The sheets are berserk with wind’s riddling.
All the beds of the past cannot dress the ghosts at my table. Their breasts rest on plates
like broken goblets whose rims I once thirsted at. Instead of grace, we rattle forks
in our empty bowls.
Read “The Cure for Melancholy is to Take the Horn” — The Paris-American
Read “ALACRÁN — SCORPION — CUT” — NYT Style Magazine
I LEAN OUT THE WINDOW AND SHE NODS OFF IN BED, THE NEEDLE GENTLY ROCKING ON THE BEDSIDE TABLE
While she sleeps, I paint
Valencia oranges across her skin,
seven times the color orange,
a bright tree glittering the limestone grotto of her clavicle—
heaving bonfires pulsing each pale limb
like Nero’s condemned heretics sparking along Via Appia.
A small stream of Prussian blue I’ve trickled
down her bicep. A fat red nasturtium
eddies her inner elbow.
Against her swollen palms,
I’ve brushed glowing halves of avocados
lamping like bell-hipped women in ecstasy.
A wounded Saint Teresa sketched to each breast.
Her navel is a charcoal bowl of figs,
all stem thick with sour milk and gowned
in taffeta the color of bruises.
This is to offer up with our flophouse prayers—
God created us with absence
in our hands, but we will not return that way.
Not now, when we are both so capable of growing full
on banquets embroidered by Lorca’s gypsy nun.
She sleeps, gone to the needle’s gentle rocking,
and I lean out the window, a Horus
drunk on my own scent
and midnight’s slow drip of stars.
She has always been more orchard than loved,
I, more bite than mouth.
So much is empty in this hour—
the spoon, still warm, lost in the sheets,

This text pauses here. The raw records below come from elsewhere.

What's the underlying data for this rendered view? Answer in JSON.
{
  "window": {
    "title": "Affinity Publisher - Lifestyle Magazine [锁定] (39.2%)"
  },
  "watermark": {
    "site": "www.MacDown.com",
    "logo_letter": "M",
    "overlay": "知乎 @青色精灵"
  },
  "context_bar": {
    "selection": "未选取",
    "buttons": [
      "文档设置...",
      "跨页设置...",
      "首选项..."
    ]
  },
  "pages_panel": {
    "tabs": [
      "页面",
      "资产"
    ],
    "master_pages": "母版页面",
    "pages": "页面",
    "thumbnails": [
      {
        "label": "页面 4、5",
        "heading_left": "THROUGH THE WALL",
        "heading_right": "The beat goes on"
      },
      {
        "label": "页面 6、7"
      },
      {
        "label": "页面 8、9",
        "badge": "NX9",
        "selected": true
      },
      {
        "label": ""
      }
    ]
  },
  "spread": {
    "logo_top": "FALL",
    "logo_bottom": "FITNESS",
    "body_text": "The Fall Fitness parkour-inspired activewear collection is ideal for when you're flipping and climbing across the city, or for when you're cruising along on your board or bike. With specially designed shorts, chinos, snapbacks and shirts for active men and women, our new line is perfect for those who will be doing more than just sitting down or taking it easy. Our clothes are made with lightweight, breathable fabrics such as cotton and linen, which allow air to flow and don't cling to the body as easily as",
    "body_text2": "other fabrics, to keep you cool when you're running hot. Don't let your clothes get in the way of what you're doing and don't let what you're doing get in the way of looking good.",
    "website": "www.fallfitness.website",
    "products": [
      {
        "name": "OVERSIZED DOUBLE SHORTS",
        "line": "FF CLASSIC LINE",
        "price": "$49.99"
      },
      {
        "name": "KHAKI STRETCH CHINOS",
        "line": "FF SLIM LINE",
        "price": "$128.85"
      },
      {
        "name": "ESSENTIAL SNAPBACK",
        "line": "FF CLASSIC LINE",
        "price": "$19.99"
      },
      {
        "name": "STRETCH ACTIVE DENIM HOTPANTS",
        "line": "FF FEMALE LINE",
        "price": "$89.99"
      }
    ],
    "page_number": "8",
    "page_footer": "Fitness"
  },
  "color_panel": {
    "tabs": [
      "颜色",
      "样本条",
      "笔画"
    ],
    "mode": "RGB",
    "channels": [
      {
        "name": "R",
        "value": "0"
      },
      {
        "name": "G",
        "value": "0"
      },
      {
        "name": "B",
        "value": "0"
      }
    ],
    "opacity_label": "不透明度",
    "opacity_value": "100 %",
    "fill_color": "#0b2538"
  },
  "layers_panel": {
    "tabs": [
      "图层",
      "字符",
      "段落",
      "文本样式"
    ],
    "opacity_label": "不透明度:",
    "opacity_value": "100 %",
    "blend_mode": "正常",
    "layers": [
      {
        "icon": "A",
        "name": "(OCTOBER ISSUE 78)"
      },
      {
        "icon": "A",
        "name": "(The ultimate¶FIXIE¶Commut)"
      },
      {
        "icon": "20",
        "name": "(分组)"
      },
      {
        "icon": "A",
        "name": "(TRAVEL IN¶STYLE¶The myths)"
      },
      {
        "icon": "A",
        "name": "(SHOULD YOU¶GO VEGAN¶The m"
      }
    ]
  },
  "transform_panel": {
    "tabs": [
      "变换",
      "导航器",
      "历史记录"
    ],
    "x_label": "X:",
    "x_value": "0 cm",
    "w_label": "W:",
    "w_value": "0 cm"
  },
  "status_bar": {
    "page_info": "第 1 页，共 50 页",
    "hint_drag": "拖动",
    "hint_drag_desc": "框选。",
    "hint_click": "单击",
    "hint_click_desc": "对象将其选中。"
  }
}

the candle’s yellow-white thorn of flame,
and night, open as autumn’s unfilled basket
as the locusts feast the field.